Nebulous jurisdiction has often been blamed for inefficiencies in the Native American justice system. By offering tribal courts, “special domestic violence criminal jurisdiction,” the Senate bill opens the door for Native Americans to prosecute anyone involved in an act of domestic violence, within the tribe or on the tribe’s land.
Republicans in the House of Representatives worry that this expansion of tribal jurisdiction could violate the Constitutional rights of non-Indian defendants. One Republican Senator, Arizona’s Jon Kyl, argues that, since membership to tribal government is restricted “on account of race,” its jurisdiction should similarly be restricted.
For Kyl, prosecuting a non-Indian in a judicial system run by Native Americans would violate the defendant’s right to Equal Protection and Due Process, under the 14th Amendment of the Constitution.
Democrats are quick to point out that the Senate bill guarantees, “rights whose protection is necessary under the Constitution,” in spite of suggestions otherwise. In other words, the Constitution reigns supreme, even in tribal court.
Additionally, even a tribal jury must be composed of a random cross-section of the community, just like any American court. Therefore, juror composition is not restricted to Native Americans.

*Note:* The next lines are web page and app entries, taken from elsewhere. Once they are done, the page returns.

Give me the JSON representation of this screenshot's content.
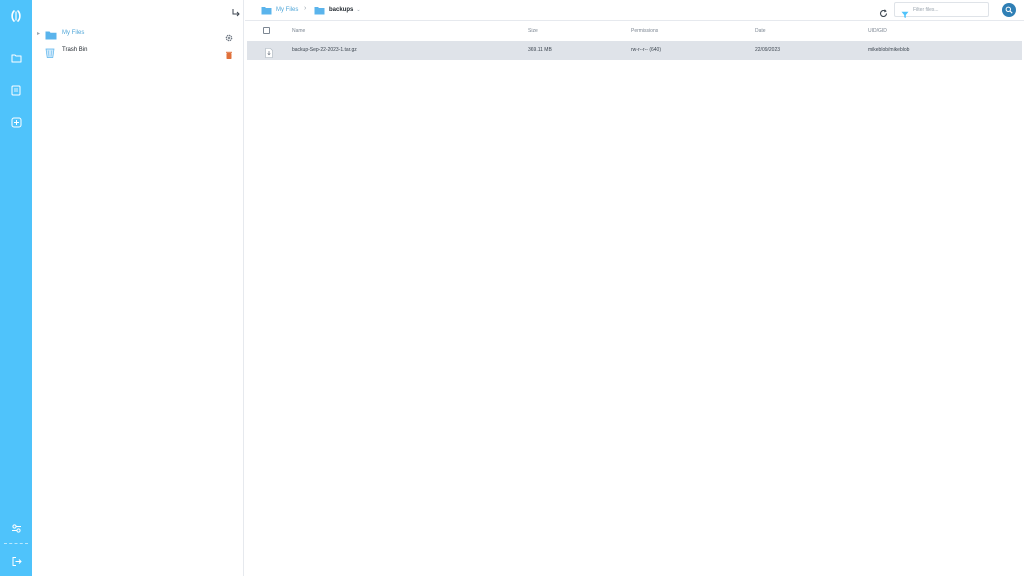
{
  "colors": {
    "accent": "#4fc3fb",
    "folder": "#5ab4ec",
    "link": "#4fa6d8",
    "search": "#2f7fb5",
    "trash": "#e0703a",
    "row_selected": "#dfe3e9"
  },
  "rail": {
    "icons": [
      "app-logo-icon",
      "folder-icon",
      "document-icon",
      "add-icon",
      "settings-sliders-icon",
      "logout-icon"
    ]
  },
  "tree": {
    "items": [
      {
        "label": "My Files",
        "icon": "folder-icon",
        "tail_icon": "gear-icon"
      },
      {
        "label": "Trash Bin",
        "icon": "trash-bin-icon",
        "tail_icon": "trash-icon"
      }
    ]
  },
  "breadcrumb": {
    "items": [
      {
        "label": "My Files"
      },
      {
        "label": "backups"
      }
    ],
    "dropdown_indicator": "⌄"
  },
  "filter": {
    "placeholder": "Filter files..."
  },
  "table": {
    "columns": [
      "Name",
      "Size",
      "Permissions",
      "Date",
      "UID/GID"
    ],
    "rows": [
      {
        "name": "backup-Sep-22-2023-1.tar.gz",
        "size": "369.11 MB",
        "permissions": "rw-r--r-- (640)",
        "date": "22/09/2023",
        "uid_gid": "mikeblob/mikeblob"
      }
    ]
  }
}
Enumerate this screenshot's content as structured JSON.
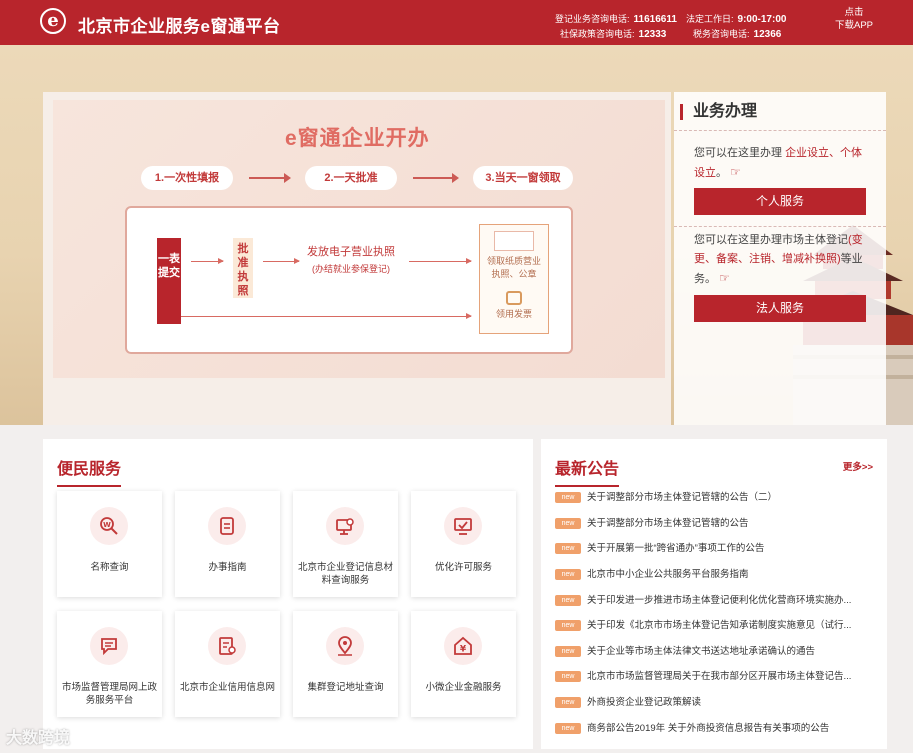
{
  "header": {
    "logo_letter": "e",
    "title": "北京市企业服务e窗通平台",
    "hotlines": [
      {
        "label": "登记业务咨询电话:",
        "number": "11616611"
      },
      {
        "label": "法定工作日:",
        "number": "9:00-17:00"
      },
      {
        "label": "社保政策咨询电话:",
        "number": "12333"
      },
      {
        "label": "税务咨询电话:",
        "number": "12366"
      }
    ],
    "app_line1": "点击",
    "app_line2": "下载APP"
  },
  "banner": {
    "title": "e窗通企业开办",
    "steps": [
      "1.一次性填报",
      "2.一天批准",
      "3.当天一窗领取"
    ],
    "submit_box": "一表提交",
    "approve_box": "批准执照",
    "issue_line1": "发放电子营业执照",
    "issue_line2": "(办结就业参保登记)",
    "receive_line1": "领取纸质营业",
    "receive_line2": "执照、公章",
    "receive_invoice": "领用发票"
  },
  "business": {
    "title": "业务办理",
    "personal_desc_prefix": "您可以在这里办理 ",
    "personal_desc_highlight": "企业设立、个体设立",
    "personal_desc_suffix": "。",
    "personal_button": "个人服务",
    "legal_desc_prefix": "您可以在这里办理市场主体登记",
    "legal_desc_highlight": "(变更、备案、注销、增减补换照)",
    "legal_desc_suffix": "等业务。",
    "legal_button": "法人服务"
  },
  "services": {
    "title": "便民服务",
    "items": [
      {
        "label": "名称查询",
        "icon": "name-search-icon"
      },
      {
        "label": "办事指南",
        "icon": "guide-book-icon"
      },
      {
        "label": "北京市企业登记信息材料查询服务",
        "icon": "registration-query-icon"
      },
      {
        "label": "优化许可服务",
        "icon": "license-monitor-icon"
      },
      {
        "label": "市场监督管理局网上政务服务平台",
        "icon": "chat-bubble-icon"
      },
      {
        "label": "北京市企业信用信息网",
        "icon": "credit-document-icon"
      },
      {
        "label": "集群登记地址查询",
        "icon": "location-pin-icon"
      },
      {
        "label": "小微企业金融服务",
        "icon": "yuan-house-icon"
      }
    ]
  },
  "announcements": {
    "title": "最新公告",
    "more_label": "更多>>",
    "badge": "new",
    "items": [
      "关于调整部分市场主体登记管辖的公告（二）",
      "关于调整部分市场主体登记管辖的公告",
      "关于开展第一批“跨省通办”事项工作的公告",
      "北京市中小企业公共服务平台服务指南",
      "关于印发进一步推进市场主体登记便利化优化营商环境实施办...",
      "关于印发《北京市市场主体登记告知承诺制度实施意见（试行...",
      "关于企业等市场主体法律文书送达地址承诺确认的通告",
      "北京市市场监督管理局关于在我市部分区开展市场主体登记告...",
      "外商投资企业登记政策解读",
      "商务部公告2019年 关于外商投资信息报告有关事项的公告"
    ]
  },
  "watermark": "大数跨境",
  "colors": {
    "brand_red": "#b8252c",
    "badge_orange": "#f0a06a"
  }
}
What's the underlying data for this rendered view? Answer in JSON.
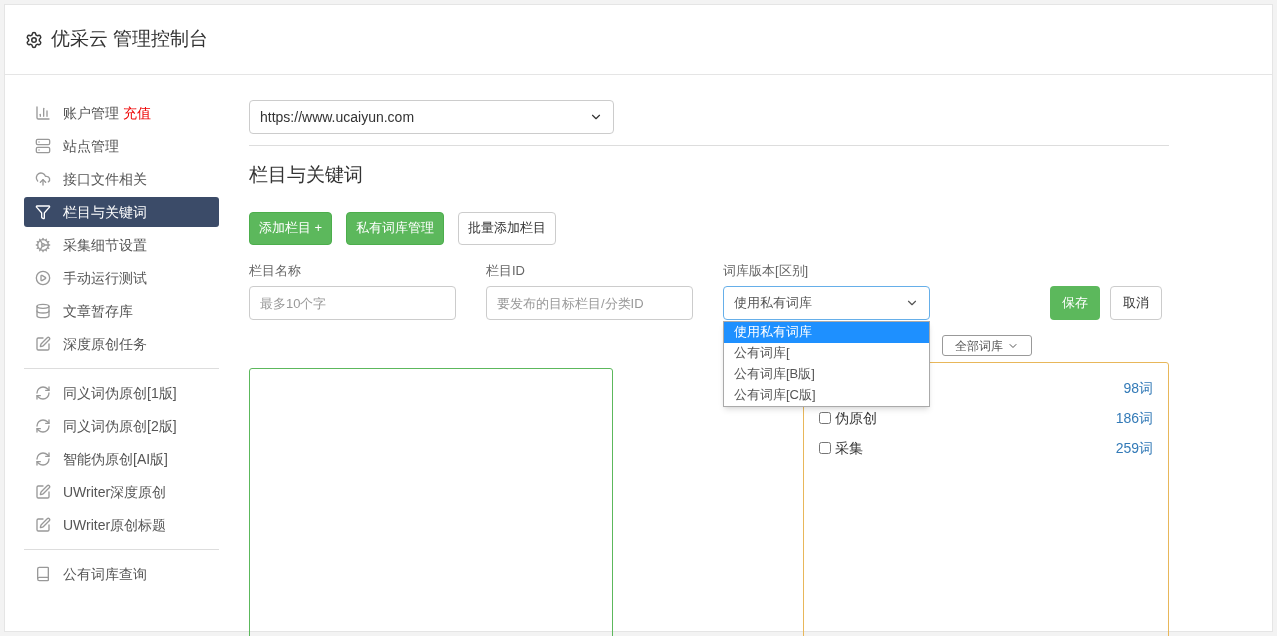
{
  "header": {
    "title": "优采云 管理控制台"
  },
  "sidebar": {
    "groups": [
      {
        "items": [
          {
            "kind": "chart",
            "label": "账户管理",
            "badge": "充值",
            "selected": false
          },
          {
            "kind": "server",
            "label": "站点管理",
            "selected": false
          },
          {
            "kind": "cloud",
            "label": "接口文件相关",
            "selected": false
          },
          {
            "kind": "filter",
            "label": "栏目与关键词",
            "selected": true
          },
          {
            "kind": "gears",
            "label": "采集细节设置",
            "selected": false
          },
          {
            "kind": "play",
            "label": "手动运行测试",
            "selected": false
          },
          {
            "kind": "database",
            "label": "文章暂存库",
            "selected": false
          },
          {
            "kind": "edit",
            "label": "深度原创任务",
            "selected": false
          }
        ]
      },
      {
        "items": [
          {
            "kind": "refresh",
            "label": "同义词伪原创[1版]",
            "selected": false
          },
          {
            "kind": "refresh",
            "label": "同义词伪原创[2版]",
            "selected": false
          },
          {
            "kind": "refresh",
            "label": "智能伪原创[AI版]",
            "selected": false
          },
          {
            "kind": "edit",
            "label": "UWriter深度原创",
            "selected": false
          },
          {
            "kind": "edit",
            "label": "UWriter原创标题",
            "selected": false
          }
        ]
      },
      {
        "items": [
          {
            "kind": "book",
            "label": "公有词库查询",
            "selected": false
          }
        ]
      }
    ]
  },
  "site_select": {
    "value": "https://www.ucaiyun.com"
  },
  "section_title": "栏目与关键词",
  "buttons": [
    {
      "kind": "success",
      "label": "添加栏目 +"
    },
    {
      "kind": "success",
      "label": "私有词库管理"
    },
    {
      "kind": "default",
      "label": "批量添加栏目"
    }
  ],
  "form": {
    "fields": [
      {
        "label": "栏目名称",
        "placeholder": "最多10个字"
      },
      {
        "label": "栏目ID",
        "placeholder": "要发布的目标栏目/分类ID"
      }
    ],
    "library": {
      "label": "词库版本[区别]",
      "value": "使用私有词库",
      "options": [
        {
          "label": "使用私有词库",
          "selected": true
        },
        {
          "label": "公有词库[",
          "selected": false
        },
        {
          "label": "公有词库[B版]",
          "selected": false
        },
        {
          "label": "公有词库[C版]",
          "selected": false
        }
      ]
    },
    "save": "保存",
    "cancel": "取消"
  },
  "filter_select": {
    "value": "全部词库"
  },
  "libraries": [
    {
      "count": "98词"
    },
    {
      "label": "伪原创",
      "count": "186词",
      "checked": false
    },
    {
      "label": "采集",
      "count": "259词",
      "checked": false
    }
  ]
}
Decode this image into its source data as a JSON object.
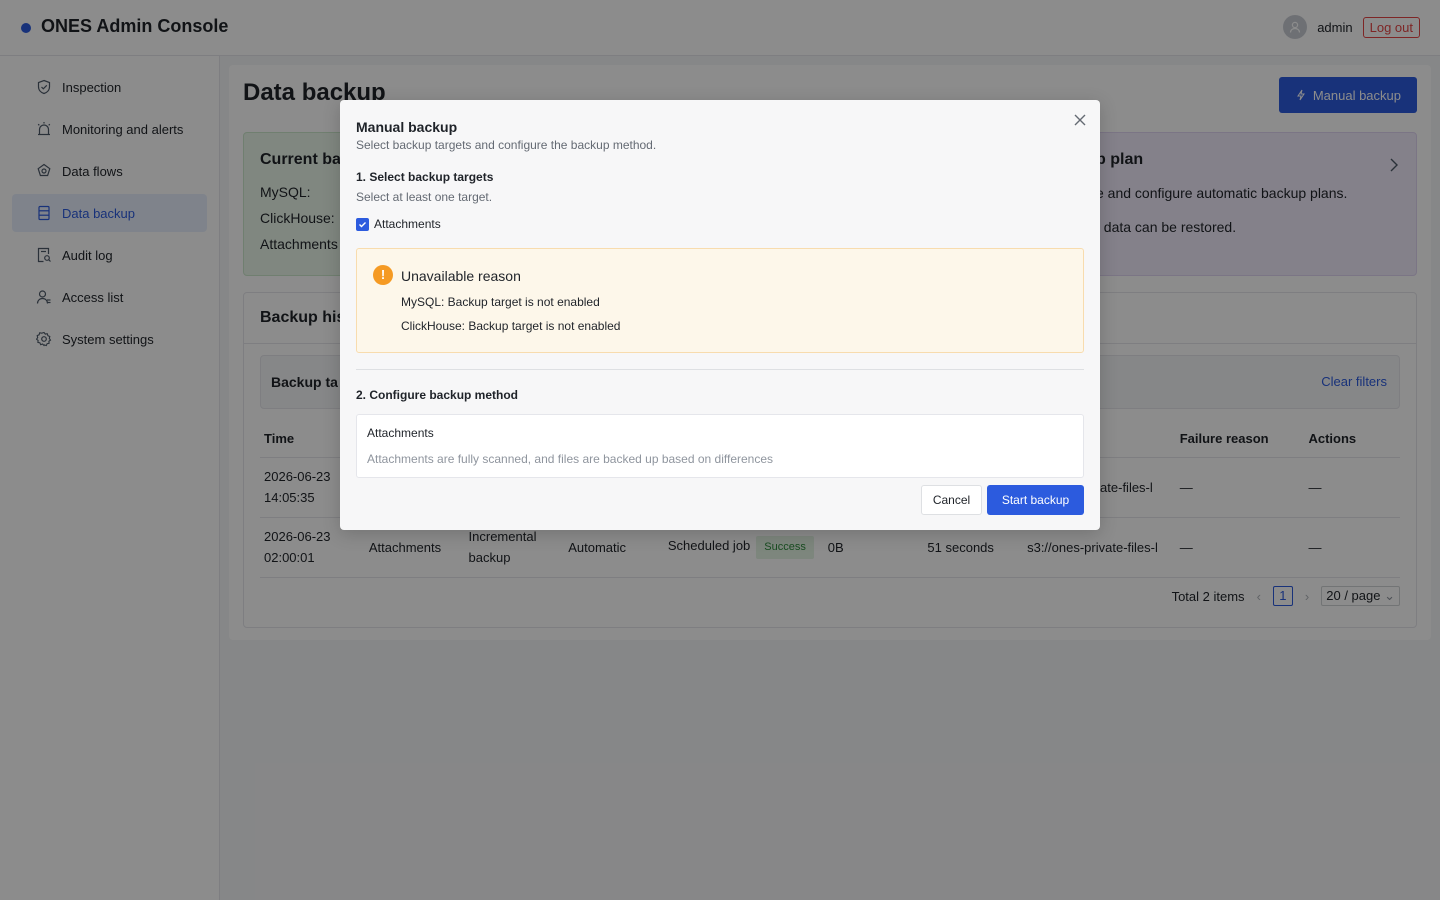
{
  "header": {
    "app_title": "ONES Admin Console",
    "user_name": "admin",
    "logout_label": "Log out"
  },
  "sidebar": {
    "items": [
      {
        "label": "Inspection",
        "icon": "shield-check-icon",
        "active": false
      },
      {
        "label": "Monitoring and alerts",
        "icon": "alarm-icon",
        "active": false
      },
      {
        "label": "Data flows",
        "icon": "flow-icon",
        "active": false
      },
      {
        "label": "Data backup",
        "icon": "database-icon",
        "active": true
      },
      {
        "label": "Audit log",
        "icon": "audit-icon",
        "active": false
      },
      {
        "label": "Access list",
        "icon": "user-list-icon",
        "active": false
      },
      {
        "label": "System settings",
        "icon": "gear-icon",
        "active": false
      }
    ]
  },
  "main": {
    "page_title": "Data backup",
    "manual_backup_label": "Manual backup",
    "current_card": {
      "title": "Current bac",
      "rows": [
        "MySQL:",
        "ClickHouse:",
        "Attachments"
      ]
    },
    "plan_card": {
      "title": "p plan",
      "line1": "e and configure automatic backup plans.",
      "line2": "; data can be restored."
    },
    "history": {
      "title": "Backup his",
      "filter_label": "Backup ta",
      "clear_filters": "Clear filters",
      "columns": [
        "Time",
        "",
        "",
        "",
        "",
        "",
        "",
        "ath",
        "Failure reason",
        "Actions"
      ],
      "rows": [
        {
          "time_date": "2026-06-23",
          "time_clock": "14:05:35",
          "target": "",
          "type_1": "",
          "type_2": "",
          "trigger": "",
          "source": "",
          "status": "",
          "size": "",
          "duration": "",
          "path": "private-files-l",
          "failure": "—",
          "actions": "—"
        },
        {
          "time_date": "2026-06-23",
          "time_clock": "02:00:01",
          "target": "Attachments",
          "type_1": "Incremental",
          "type_2": "backup",
          "trigger": "Automatic",
          "source": "Scheduled job",
          "status": "Success",
          "size": "0B",
          "duration": "51 seconds",
          "path": "s3://ones-private-files-l",
          "failure": "—",
          "actions": "—"
        }
      ],
      "pagination": {
        "total": "Total 2 items",
        "current_page": "1",
        "page_size": "20 / page"
      }
    }
  },
  "modal": {
    "title": "Manual backup",
    "subtitle": "Select backup targets and configure the backup method.",
    "step1_title": "1. Select backup targets",
    "step1_hint": "Select at least one target.",
    "checkbox_label": "Attachments",
    "checkbox_checked": true,
    "alert": {
      "title": "Unavailable reason",
      "icon_glyph": "!",
      "lines": [
        "MySQL: Backup target is not enabled",
        "ClickHouse: Backup target is not enabled"
      ]
    },
    "step2_title": "2. Configure backup method",
    "method": {
      "name": "Attachments",
      "description": "Attachments are fully scanned, and files are backed up based on differences"
    },
    "cancel_label": "Cancel",
    "start_label": "Start backup"
  },
  "colors": {
    "primary": "#2c5bde",
    "danger": "#e54545",
    "warning": "#f59a23",
    "success": "#2e8b3d"
  }
}
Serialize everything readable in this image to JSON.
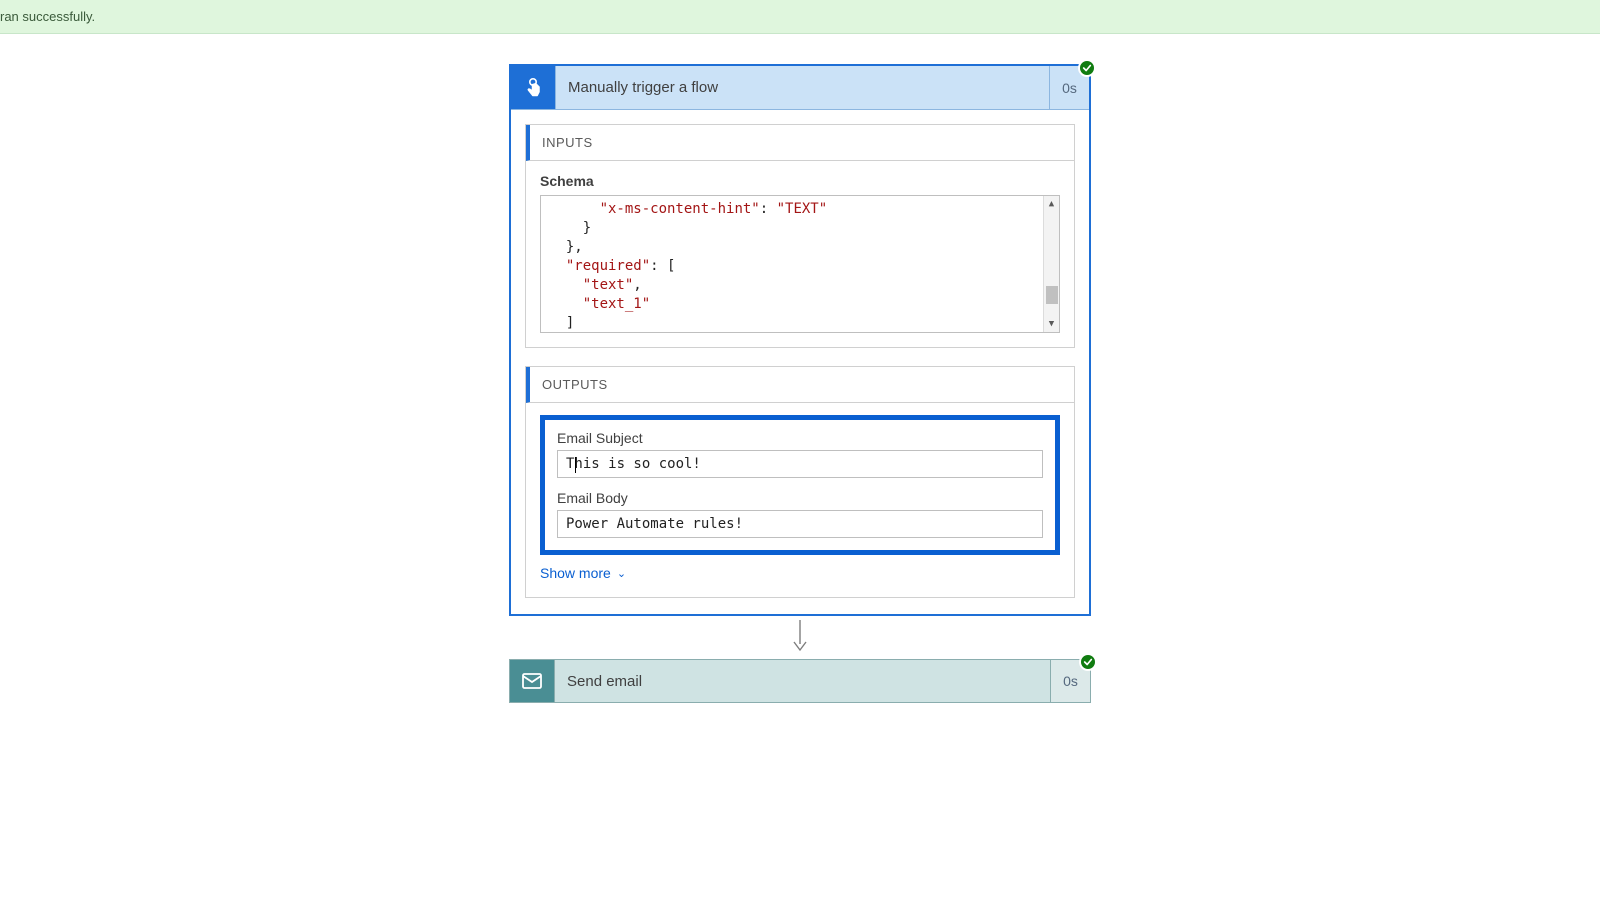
{
  "banner": {
    "text": "ran successfully."
  },
  "trigger": {
    "title": "Manually trigger a flow",
    "duration": "0s",
    "inputs_header": "INPUTS",
    "schema_label": "Schema",
    "schema_lines": {
      "l1_indent": "      ",
      "l1_key": "\"x-ms-content-hint\"",
      "l1_sep": ": ",
      "l1_val": "\"TEXT\"",
      "l2": "    }",
      "l3": "  },",
      "l4_indent": "  ",
      "l4_key": "\"required\"",
      "l4_sep": ": [",
      "l5_indent": "    ",
      "l5_val": "\"text\"",
      "l5_comma": ",",
      "l6_indent": "    ",
      "l6_val": "\"text_1\"",
      "l7": "  ]",
      "l8": "}"
    },
    "outputs_header": "OUTPUTS",
    "outputs": [
      {
        "label": "Email Subject",
        "value": "This is so cool!"
      },
      {
        "label": "Email Body",
        "value": "Power Automate rules!"
      }
    ],
    "show_more": "Show more"
  },
  "action": {
    "title": "Send email",
    "duration": "0s"
  }
}
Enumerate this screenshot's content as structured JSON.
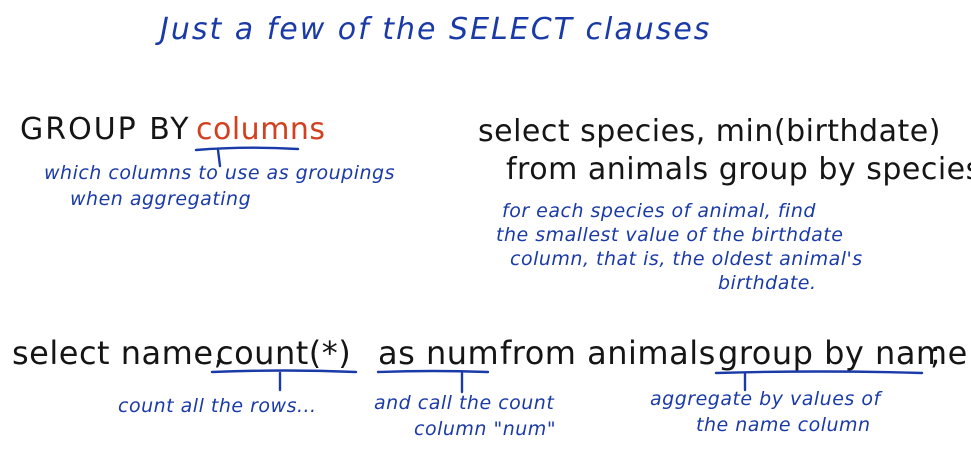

The Senate hopes, by allowing the tribal courts to prosecute even non-Indians, that more Indian women will be willing to pursue justice against their attackers. Native American women are often restricted by geographical and cultural barriers, so this expanded jurisdiction within the community may make justice more readily available.
Furthermore, prosecuting non-Indians allows tribal courts to cater towards criminal trends in Indian populations. In the U.S., most rapes and sexual assaults are perpetrated by attackers of the same race as the victim. Native Americans buck this trend. Data suggests that indigenous women are more likely to be victimized by white offenders, who might live within their community, rather than members of their own race.
The Senate continues to push for its version of the Violence Against Women Act, hoping to combat House Republicans’ accusations of unconstitutionality, with evidence for the need to expand tribal jurisdiction to non-Indian defendants.
Yet, the issue of Native American rights is simply one of many controversies negotiators from the House and Senate have to iron out before the bill can become law.
The first Violence Against Women Act made impressive strides in Native American communities, by sponsoring training for tribal officers and prosecutors. Now, activists hope that tribal justice systems will again see the benefit of VAWA legislation in their continuing fight against domestic and sexual violence.
Allison Griner is a Safeworld Student Writer with a degree in Anthropology and English.
Allison is moving to Canada, where she hopes to study cultural reporting as part of a graduate journalism program.
"Anthropology in particular stoked my desire to build bridges between communities and to cross social barriers."